The Scottish Environment Protection Agency (Sepa) has assessed over 40 of some 400 salmon farms around the coast as either “very poor”, “poor” or “at risk” because they broke, or threatened to break, environmental rules in 2019.
Campaigners have accused the £1bn industry of treating the seas as “sewers”, and called for discharges from salmon cages to be contained. Fish farming was damaging Scotland’s environmental reputation, they argued. …
The data suggests that fish farming is one of Scotland’s most polluting industries, after the waste and water industries.

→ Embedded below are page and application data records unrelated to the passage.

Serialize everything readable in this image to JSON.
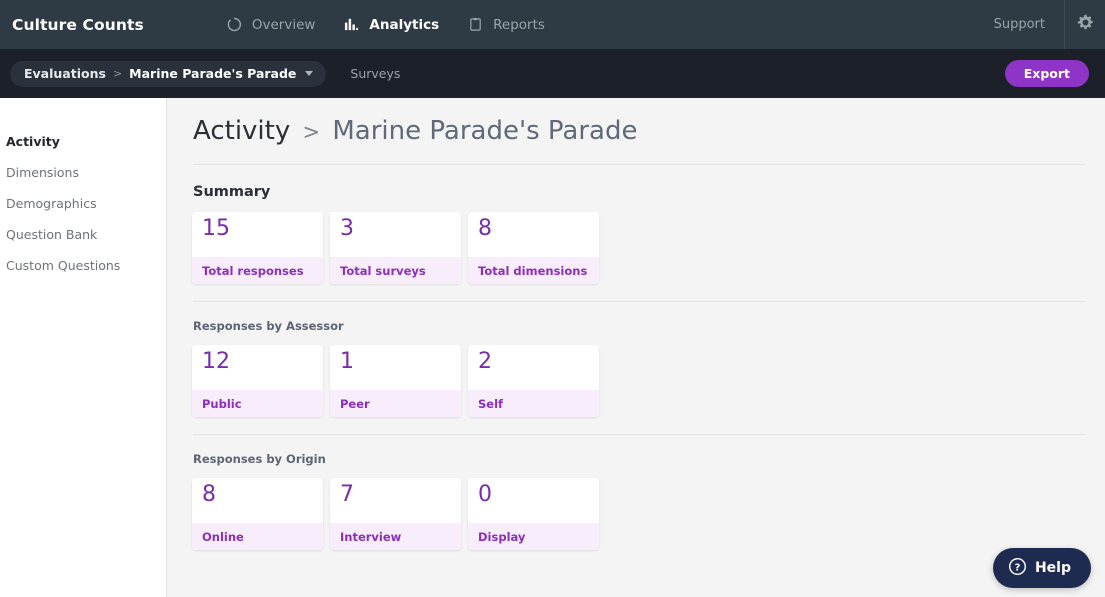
{
  "topbar": {
    "brand": "Culture Counts",
    "nav": [
      {
        "label": "Overview",
        "icon": "circle-outline-icon",
        "active": false
      },
      {
        "label": "Analytics",
        "icon": "bar-chart-icon",
        "active": true
      },
      {
        "label": "Reports",
        "icon": "document-icon",
        "active": false
      }
    ],
    "support_label": "Support",
    "settings_icon": "gear-icon",
    "background": "#2f3b44"
  },
  "breadcrumb_bar": {
    "crumb_root": "Evaluations",
    "crumb_separator": ">",
    "crumb_current": "Marine Parade's Parade",
    "dropdown_icon": "chevron-down-icon",
    "surveys_label": "Surveys",
    "export_label": "Export",
    "export_color": "#8e35c8",
    "background": "#1c2028"
  },
  "sidebar": {
    "items": [
      {
        "label": "Activity",
        "active": true
      },
      {
        "label": "Dimensions",
        "active": false
      },
      {
        "label": "Demographics",
        "active": false
      },
      {
        "label": "Question Bank",
        "active": false
      },
      {
        "label": "Custom Questions",
        "active": false
      }
    ]
  },
  "page": {
    "title_primary": "Activity",
    "title_separator": ">",
    "title_secondary": "Marine Parade's Parade",
    "sections": [
      {
        "heading": "Summary",
        "heading_style": "large",
        "cards": [
          {
            "value": "15",
            "label": "Total responses"
          },
          {
            "value": "3",
            "label": "Total surveys"
          },
          {
            "value": "8",
            "label": "Total dimensions"
          }
        ]
      },
      {
        "heading": "Responses by Assessor",
        "heading_style": "small",
        "cards": [
          {
            "value": "12",
            "label": "Public"
          },
          {
            "value": "1",
            "label": "Peer"
          },
          {
            "value": "2",
            "label": "Self"
          }
        ]
      },
      {
        "heading": "Responses by Origin",
        "heading_style": "small",
        "cards": [
          {
            "value": "8",
            "label": "Online"
          },
          {
            "value": "7",
            "label": "Interview"
          },
          {
            "value": "0",
            "label": "Display"
          }
        ]
      }
    ],
    "accent_number_color": "#7a2bae",
    "accent_label_color": "#8b2fbd",
    "card_footer_color": "#f8edfb"
  },
  "help_widget": {
    "label": "Help",
    "icon": "question-circle-icon",
    "background": "#1f2a51"
  }
}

The 40 plus fish farms scattered around the highlands and islands assessed as unsatisfactory for 2019 include hatcheries as well as salmon cages in lochs, and are operated by different companies.
According to Sepa, many of them have breached environmental limits on discharges of pesticides and wastes, putting wildlife at risk. Many have also failed to report compliance data in time.
Correspondence released under freedom of information law shows that some of the alleged breaches involve the toxic pesticide, emamectin, which is used to kill the lice that can infest farmed fish. Companies, however, have often disputed Sepa’s assessments, arguing that they shouldn’t be rated as poor.“